This blog post is an excerpt from an article written by Nikki Giant for the magazine ‘Simply ChildSafe’. Learn more about safeguarding children and young people and subscribe to this excellent magazine at www.SimplyChildSafe.com
Self-harm is a growing problem in the UK, defined by the NHS as when somebody “intentionally damages or injures their body”. Self-harm can be caused by many different factors, including stress and anxiety, abuse, low self-esteem or the trauma caused by life events.
Self harm is often associated with cutting, but can take many forms including:
The UK has one of the highest rates of self-harm in Europe, at 400 per 100,000 population (Clinical Medicine, 2002), and studies estimate as many as 10% of the population may have self-harmed in the past or may injure themselves on a regular basis. Self-harm is a growing problem facing our children and teens, though the statistics are often difficult to quantify as so many people are reluctant to reveal they are harming themselves, for fear of stigma and negative repercussions. ChildLine reported a huge increase in the number of young people contacting the helpline about self-harm in 2013 – a rise of 41 percent from 2011/12. Girls were 15 times more likely than boys to contact ChildLine about self-harm (ChildLine, 2013).
People self-harm for many reasons, in many different ways, and there will be no one way of providing help and support to a young person in need. Remaining non-judgemental, open to listening, and neutral to a young person’s story will facilitate dialogue and help youth to overcome some of the shame they may feel, a feeling often associated with self-harm.
Reports of self-harm create specific obligations for educators and youth professionals to follow, in accordance with their Child Protection or Safeguarding policy. Schools are advised to create a written protocol for dealing with reports of self-harm and to utilise the expertise of professional agencies and support services to help individual young people.

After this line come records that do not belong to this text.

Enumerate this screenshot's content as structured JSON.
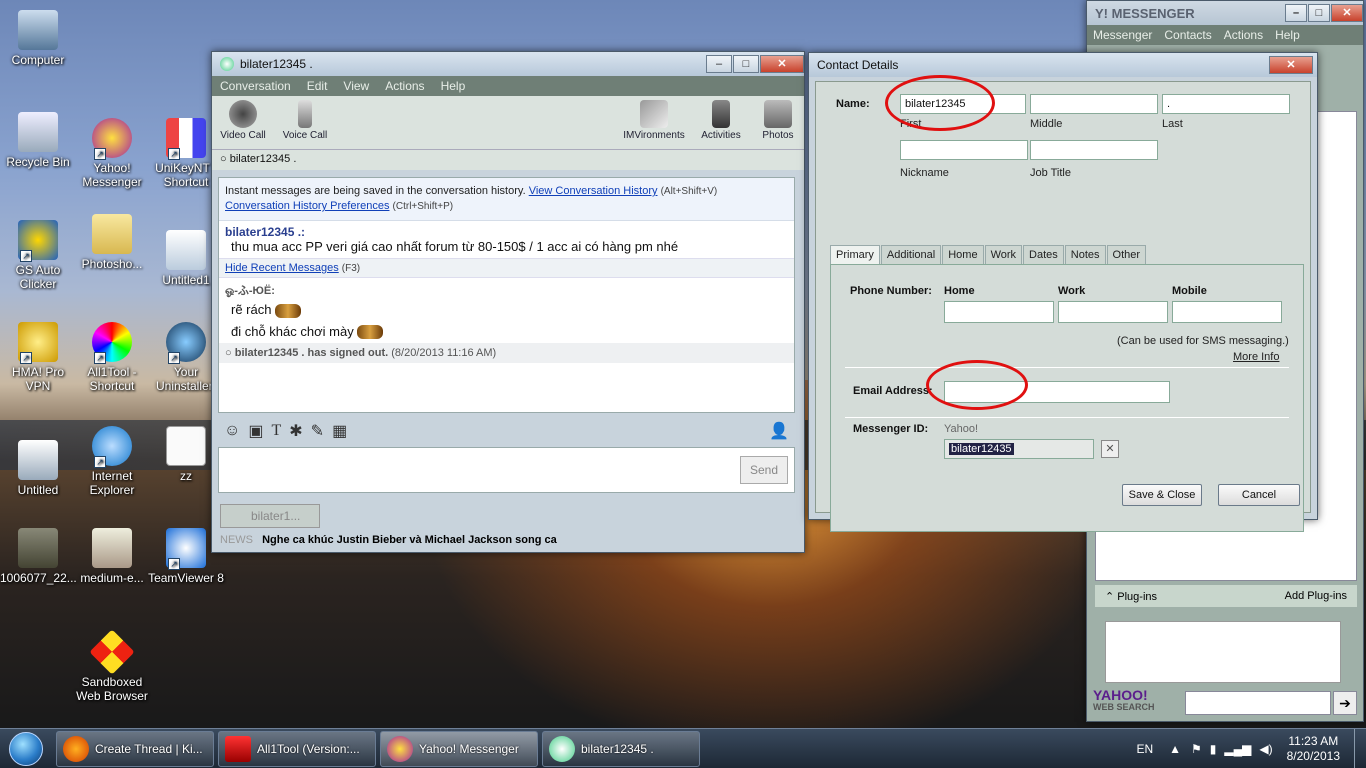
{
  "desktop": {
    "icons": [
      {
        "label": "Computer"
      },
      {
        "label": "Recycle Bin"
      },
      {
        "label": "Yahoo! Messenger"
      },
      {
        "label": "UniKeyNT - Shortcut"
      },
      {
        "label": "GS Auto Clicker"
      },
      {
        "label": "Photosho..."
      },
      {
        "label": "Untitled1"
      },
      {
        "label": "HMA! Pro VPN"
      },
      {
        "label": "All1Tool - Shortcut"
      },
      {
        "label": "Your Uninstaller!"
      },
      {
        "label": "Untitled"
      },
      {
        "label": "Internet Explorer"
      },
      {
        "label": "zz"
      },
      {
        "label": "1006077_22..."
      },
      {
        "label": "medium-e..."
      },
      {
        "label": "TeamViewer 8"
      },
      {
        "label": "Sandboxed Web Browser"
      }
    ]
  },
  "conversation": {
    "title": "bilater12345 .",
    "menu": [
      "Conversation",
      "Edit",
      "View",
      "Actions",
      "Help"
    ],
    "tools": [
      "Video Call",
      "Voice Call",
      "IMVironments",
      "Activities",
      "Photos"
    ],
    "status_name": "bilater12345 .",
    "history_notice": "Instant messages are being saved in the conversation history.",
    "view_history_link": "View Conversation History",
    "view_history_shortcut": "(Alt+Shift+V)",
    "history_prefs_link": "Conversation History Preferences",
    "history_prefs_shortcut": "(Ctrl+Shift+P)",
    "msg1_sender": "bilater12345 .:",
    "msg1_text": "thu mua acc PP veri giá cao nhất forum từ 80-150$ / 1 acc ai có hàng pm nhé",
    "hide_recent_link": "Hide Recent Messages",
    "hide_recent_shortcut": "(F3)",
    "msg2_sender": "ஓ-ふ-ЮЁ:",
    "msg2_line1": "rẽ rách",
    "msg2_line2": "đi chỗ khác chơi mày",
    "signout_name": "bilater12345 . has signed out.",
    "signout_time": "(8/20/2013 11:16 AM)",
    "send_label": "Send",
    "tab_label": "bilater1...",
    "news_prefix": "NEWS",
    "news_text": "Nghe ca khúc Justin Bieber và Michael Jackson song ca"
  },
  "contact_details": {
    "title": "Contact Details",
    "name_label": "Name:",
    "first_value": "bilater12345",
    "first_label": "First",
    "middle_value": "",
    "middle_label": "Middle",
    "last_value": ".",
    "last_label": "Last",
    "nickname_label": "Nickname",
    "jobtitle_label": "Job Title",
    "tabs": [
      "Primary",
      "Additional",
      "Home",
      "Work",
      "Dates",
      "Notes",
      "Other"
    ],
    "phone_label": "Phone Number:",
    "phone_home": "Home",
    "phone_work": "Work",
    "phone_mobile": "Mobile",
    "sms_note": "(Can be used for SMS messaging.)",
    "more_info": "More Info",
    "email_label": "Email Address:",
    "messenger_label": "Messenger ID:",
    "messenger_type": "Yahoo!",
    "messenger_value": "bilater12435",
    "save_close": "Save & Close",
    "cancel": "Cancel",
    "highlight_color": "#e01010"
  },
  "yahoo_main": {
    "title": "Y! MESSENGER",
    "menu": [
      "Messenger",
      "Contacts",
      "Actions",
      "Help"
    ],
    "plugins_label": "Plug-ins",
    "add_plugins": "Add Plug-ins",
    "web_search_logo": "YAHOO!",
    "web_search_label": "WEB SEARCH"
  },
  "taskbar": {
    "tasks": [
      "Create Thread | Ki...",
      "All1Tool (Version:...",
      "Yahoo! Messenger",
      "bilater12345 ."
    ],
    "lang": "EN",
    "time": "11:23 AM",
    "date": "8/20/2013"
  }
}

Samantha* self-harmed during her years at high school. Now in her thirties she recalls how little people understood, and the lack of support from school staff. Despite discovering her injuries once the school never checked to see if she had stopped harming, and of course she continued to do it. Paula* self-harmed as a form of control and self-punishment for the feelings of hate she felt towards herself for the way she looked. Beginning as a form of experiment, soon harming became a regular ritual.
Childhood and adolescence, despite its challenges, should be a time for self-exploration, fun and friendship. Instead, too many young people become mired with adult problems and preventable conditions. In an age where we fear the dangers and threats that lurk outside, we may need to begin our efforts closer to home to keep youth from harm.

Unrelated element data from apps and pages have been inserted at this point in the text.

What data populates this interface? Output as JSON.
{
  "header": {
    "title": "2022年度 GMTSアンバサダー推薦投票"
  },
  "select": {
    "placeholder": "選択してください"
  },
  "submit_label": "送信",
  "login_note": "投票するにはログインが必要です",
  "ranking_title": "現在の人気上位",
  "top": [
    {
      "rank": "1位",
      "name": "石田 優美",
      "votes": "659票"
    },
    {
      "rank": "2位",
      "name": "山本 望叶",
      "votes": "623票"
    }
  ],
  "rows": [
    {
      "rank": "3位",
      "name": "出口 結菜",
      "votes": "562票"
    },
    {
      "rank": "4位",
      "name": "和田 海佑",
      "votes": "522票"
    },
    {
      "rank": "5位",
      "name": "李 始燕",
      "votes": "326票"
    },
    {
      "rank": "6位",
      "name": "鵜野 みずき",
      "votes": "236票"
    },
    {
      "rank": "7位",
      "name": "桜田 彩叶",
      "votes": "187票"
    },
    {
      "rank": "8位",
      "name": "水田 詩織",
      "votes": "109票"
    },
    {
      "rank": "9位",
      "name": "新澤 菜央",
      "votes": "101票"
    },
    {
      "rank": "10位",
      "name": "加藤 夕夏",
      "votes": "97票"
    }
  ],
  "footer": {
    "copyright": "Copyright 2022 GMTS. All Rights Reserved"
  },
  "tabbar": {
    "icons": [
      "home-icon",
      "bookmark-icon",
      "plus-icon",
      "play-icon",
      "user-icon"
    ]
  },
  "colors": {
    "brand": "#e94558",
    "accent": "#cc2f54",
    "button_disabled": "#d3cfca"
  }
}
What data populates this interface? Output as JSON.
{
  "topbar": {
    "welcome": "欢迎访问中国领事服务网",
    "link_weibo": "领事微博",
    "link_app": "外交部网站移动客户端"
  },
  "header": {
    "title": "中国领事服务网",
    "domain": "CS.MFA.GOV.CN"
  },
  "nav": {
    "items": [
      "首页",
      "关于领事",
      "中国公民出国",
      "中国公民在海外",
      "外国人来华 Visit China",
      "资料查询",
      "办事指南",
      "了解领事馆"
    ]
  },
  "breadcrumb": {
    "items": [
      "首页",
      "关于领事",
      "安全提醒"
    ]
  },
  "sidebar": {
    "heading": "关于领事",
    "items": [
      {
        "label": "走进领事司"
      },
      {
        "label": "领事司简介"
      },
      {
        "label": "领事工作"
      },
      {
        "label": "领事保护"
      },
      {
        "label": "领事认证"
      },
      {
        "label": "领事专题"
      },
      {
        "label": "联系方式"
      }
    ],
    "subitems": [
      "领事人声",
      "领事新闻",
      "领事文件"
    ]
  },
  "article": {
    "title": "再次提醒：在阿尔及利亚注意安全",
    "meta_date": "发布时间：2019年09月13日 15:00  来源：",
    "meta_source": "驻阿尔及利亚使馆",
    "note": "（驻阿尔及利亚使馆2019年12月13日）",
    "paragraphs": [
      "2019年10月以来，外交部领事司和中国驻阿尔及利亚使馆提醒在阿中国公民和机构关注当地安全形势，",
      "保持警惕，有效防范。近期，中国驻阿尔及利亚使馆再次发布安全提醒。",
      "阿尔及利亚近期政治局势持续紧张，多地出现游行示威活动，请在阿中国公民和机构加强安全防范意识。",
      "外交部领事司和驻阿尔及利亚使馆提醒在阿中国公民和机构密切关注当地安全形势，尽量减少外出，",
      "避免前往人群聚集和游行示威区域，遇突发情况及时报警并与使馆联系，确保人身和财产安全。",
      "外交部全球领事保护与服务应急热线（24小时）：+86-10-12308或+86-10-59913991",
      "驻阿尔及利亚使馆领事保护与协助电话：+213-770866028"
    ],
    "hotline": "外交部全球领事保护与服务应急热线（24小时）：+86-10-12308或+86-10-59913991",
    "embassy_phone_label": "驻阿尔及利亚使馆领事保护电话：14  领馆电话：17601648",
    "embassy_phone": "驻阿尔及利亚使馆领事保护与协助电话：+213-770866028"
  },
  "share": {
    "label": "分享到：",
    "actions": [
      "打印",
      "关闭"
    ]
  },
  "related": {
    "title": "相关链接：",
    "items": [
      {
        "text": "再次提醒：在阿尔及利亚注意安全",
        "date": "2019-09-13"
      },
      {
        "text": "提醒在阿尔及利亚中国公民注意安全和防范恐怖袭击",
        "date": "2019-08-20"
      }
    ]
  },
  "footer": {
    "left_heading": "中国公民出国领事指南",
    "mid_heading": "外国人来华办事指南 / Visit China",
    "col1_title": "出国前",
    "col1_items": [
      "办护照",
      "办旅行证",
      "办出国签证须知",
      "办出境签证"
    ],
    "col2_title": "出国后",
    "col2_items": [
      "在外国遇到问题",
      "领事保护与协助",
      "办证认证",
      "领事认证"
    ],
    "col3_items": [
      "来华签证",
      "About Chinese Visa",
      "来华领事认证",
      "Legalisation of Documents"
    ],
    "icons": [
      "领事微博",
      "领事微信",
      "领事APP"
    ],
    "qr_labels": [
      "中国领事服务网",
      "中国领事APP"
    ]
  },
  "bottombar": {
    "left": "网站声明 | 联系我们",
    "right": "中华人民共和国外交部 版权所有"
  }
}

For more information about self-harm visit:
Children and young people can speak to a trained counsellor by calling ChildLine on 0800 11 11 or online at www.childline.org.uk/talk
*Names have been changed to protect anonymity